For Substance Users
1. To avoid use of tobacco or alcohol or drugs as much as possible
2. Talk to a friend, family member or a professional counsellor
3. To try Intellectual activities like brain games and other video games
4. To try Art therapy like painting, craft etc.
5. To replace substance use, put on patches or use substitutes
6. To find stress moderators like watching reading and listening
7. To practice Self-Hypnosis
Now, all the coping mechanisms that people would normally use to entertain have been blocked because of the imposition of nationwide curfew and lockdown. ‘For example, people used to be able to visit shrines. This would help them psychologically cope with the pressures, or they would visit their friends and relatives and share their troubles… but all this is impossible in the prevailing conditions. Normally, you would feel productive when you go out for a routine work. But now things have changed as people feel helpless and locked up in their homes, fearing for their lives because of cov transmission.

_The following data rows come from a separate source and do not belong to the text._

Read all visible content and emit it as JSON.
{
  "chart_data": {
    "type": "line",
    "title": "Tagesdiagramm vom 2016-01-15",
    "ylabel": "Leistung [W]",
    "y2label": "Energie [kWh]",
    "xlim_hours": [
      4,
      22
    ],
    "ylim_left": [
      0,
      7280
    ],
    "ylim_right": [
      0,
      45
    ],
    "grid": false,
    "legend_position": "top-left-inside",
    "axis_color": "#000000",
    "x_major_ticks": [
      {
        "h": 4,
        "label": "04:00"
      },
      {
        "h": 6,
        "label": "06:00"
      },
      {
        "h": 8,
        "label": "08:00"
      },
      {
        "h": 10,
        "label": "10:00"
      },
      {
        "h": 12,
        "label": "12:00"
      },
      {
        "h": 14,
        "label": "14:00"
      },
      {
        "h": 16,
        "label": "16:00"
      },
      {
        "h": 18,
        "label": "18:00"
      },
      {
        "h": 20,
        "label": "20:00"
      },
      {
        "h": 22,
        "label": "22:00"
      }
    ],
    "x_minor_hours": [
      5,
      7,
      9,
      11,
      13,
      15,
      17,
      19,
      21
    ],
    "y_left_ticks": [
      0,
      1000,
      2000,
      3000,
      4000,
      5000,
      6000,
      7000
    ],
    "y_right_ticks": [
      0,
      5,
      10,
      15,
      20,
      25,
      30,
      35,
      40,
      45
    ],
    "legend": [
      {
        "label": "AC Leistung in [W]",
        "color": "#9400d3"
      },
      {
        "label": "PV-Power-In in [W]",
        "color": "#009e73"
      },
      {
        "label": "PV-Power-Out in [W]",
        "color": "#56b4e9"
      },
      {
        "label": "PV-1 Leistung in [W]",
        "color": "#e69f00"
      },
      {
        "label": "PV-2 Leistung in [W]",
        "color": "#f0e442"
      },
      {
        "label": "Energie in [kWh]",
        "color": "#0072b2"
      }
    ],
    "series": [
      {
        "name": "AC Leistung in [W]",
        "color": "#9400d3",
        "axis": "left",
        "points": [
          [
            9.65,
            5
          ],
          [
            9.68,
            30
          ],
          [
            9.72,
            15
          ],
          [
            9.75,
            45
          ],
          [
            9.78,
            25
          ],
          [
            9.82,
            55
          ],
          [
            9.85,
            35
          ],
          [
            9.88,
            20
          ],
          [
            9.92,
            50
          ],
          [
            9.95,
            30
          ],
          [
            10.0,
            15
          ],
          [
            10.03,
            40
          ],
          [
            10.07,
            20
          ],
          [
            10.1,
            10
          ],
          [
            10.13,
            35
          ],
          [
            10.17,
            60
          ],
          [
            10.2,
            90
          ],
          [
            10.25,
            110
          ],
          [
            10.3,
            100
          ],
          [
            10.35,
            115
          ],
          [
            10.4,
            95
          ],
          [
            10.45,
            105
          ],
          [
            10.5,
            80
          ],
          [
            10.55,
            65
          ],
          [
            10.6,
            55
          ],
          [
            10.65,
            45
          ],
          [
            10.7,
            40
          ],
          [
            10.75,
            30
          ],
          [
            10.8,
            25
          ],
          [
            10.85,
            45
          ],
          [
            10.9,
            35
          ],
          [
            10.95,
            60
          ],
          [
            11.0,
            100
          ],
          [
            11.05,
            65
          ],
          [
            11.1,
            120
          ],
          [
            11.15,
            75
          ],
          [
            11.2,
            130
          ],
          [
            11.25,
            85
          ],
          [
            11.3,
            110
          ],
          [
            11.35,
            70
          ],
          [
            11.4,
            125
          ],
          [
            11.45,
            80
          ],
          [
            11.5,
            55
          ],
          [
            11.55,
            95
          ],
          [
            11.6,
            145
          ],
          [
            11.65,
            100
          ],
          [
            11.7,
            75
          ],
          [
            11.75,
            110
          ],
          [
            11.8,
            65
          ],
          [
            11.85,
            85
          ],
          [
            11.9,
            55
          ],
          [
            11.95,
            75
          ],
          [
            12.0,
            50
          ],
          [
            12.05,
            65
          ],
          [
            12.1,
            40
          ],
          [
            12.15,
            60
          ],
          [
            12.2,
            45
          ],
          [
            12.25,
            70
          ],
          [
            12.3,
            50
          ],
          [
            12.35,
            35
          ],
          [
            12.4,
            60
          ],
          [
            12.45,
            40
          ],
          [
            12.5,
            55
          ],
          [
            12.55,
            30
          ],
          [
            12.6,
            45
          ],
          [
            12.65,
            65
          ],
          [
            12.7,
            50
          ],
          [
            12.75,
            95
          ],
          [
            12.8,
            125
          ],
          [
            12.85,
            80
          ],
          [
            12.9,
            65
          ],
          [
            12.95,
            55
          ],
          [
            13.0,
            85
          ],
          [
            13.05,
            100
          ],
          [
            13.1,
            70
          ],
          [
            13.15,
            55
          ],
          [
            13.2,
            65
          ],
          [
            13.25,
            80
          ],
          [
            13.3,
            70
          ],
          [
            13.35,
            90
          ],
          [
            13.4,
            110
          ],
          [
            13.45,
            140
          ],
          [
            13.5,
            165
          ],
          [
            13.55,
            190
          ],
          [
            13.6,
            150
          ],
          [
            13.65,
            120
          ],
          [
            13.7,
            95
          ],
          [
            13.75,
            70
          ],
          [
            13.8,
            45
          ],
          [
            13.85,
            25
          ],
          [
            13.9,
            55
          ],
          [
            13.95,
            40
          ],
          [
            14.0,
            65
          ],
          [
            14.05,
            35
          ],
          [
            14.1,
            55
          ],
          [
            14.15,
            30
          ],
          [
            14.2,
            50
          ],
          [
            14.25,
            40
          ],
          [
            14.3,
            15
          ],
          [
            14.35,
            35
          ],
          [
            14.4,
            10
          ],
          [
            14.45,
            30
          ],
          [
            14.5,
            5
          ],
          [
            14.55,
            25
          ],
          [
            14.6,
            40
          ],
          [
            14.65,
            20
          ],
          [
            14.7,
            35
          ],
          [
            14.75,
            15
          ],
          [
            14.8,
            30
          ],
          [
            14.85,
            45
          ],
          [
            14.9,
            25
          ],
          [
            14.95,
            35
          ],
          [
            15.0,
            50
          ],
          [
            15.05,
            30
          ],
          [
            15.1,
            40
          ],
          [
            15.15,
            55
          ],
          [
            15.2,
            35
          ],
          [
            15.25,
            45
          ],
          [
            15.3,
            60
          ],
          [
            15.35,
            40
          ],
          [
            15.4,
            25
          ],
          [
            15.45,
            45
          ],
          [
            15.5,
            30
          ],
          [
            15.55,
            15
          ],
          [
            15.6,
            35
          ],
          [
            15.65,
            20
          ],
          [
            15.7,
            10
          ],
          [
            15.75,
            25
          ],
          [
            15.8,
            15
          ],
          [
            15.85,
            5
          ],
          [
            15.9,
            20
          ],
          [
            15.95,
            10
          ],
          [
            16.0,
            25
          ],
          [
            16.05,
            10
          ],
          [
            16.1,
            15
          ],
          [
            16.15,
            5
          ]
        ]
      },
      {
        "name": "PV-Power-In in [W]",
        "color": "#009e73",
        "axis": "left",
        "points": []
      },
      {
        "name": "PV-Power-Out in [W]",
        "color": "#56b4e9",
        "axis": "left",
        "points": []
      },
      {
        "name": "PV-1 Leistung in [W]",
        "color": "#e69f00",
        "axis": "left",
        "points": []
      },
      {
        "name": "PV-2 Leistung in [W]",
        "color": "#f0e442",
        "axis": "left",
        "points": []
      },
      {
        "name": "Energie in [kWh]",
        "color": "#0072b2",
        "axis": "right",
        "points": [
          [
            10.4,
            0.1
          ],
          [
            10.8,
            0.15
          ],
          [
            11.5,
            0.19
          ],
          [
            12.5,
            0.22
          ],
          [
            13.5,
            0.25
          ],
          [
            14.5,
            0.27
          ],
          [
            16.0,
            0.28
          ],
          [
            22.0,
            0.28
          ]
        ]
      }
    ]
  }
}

Things are not likely to improve soon, said Dr OM Prakash, ‘These symptoms will take at least six months to wear off provided things become normal. Wuhan, China had a lockdown period of 75 days but people are still living in curfew like conditions for their own safety as they fear resurrection of CoV in their city.
Sensing the need many Psychiatric organizations and individuals have started to give attention toward the mental problems in current outbreak and have been trying to give solutions. For example, Indian Psychiatric Society through network of 656 Volunteers/Psychiatrists from all over India is providing online consultation services, the Psychiatric Society of Goa (PSG) has started a service called Covidav to provide free online psychological evaluation and treatment to citizens during the lockdown etc.
About Dr Rachna Agarwal
Dr Rachna Agarwal is Associate Professor in the Department of Neurochemistry in Institute of Human Behaviour & Allied Sciences(IHBAS). She has authored/co-authored more than 37 research publications and several books in the area of Neurosciences. She has been involved in teaching UG and PGs in leading medical colleges of India.
About Dr Om Prakash
Dr. Om Prakash is Psychiatrist by profession and is Associate Professor, Department of Psychiatry in IHBAS. His areas of interest include Schizophrenia, Manic-Depressive Psychosis, Depression, Anxiety, Neurosis and other similar Neurosis and Psycho Somatic Disorders. He is also involve in providing Psychological Counselling and Interventions in Phobias Adjustment Disorders. He is member of many Professional Bodies and Editorial board of Journals.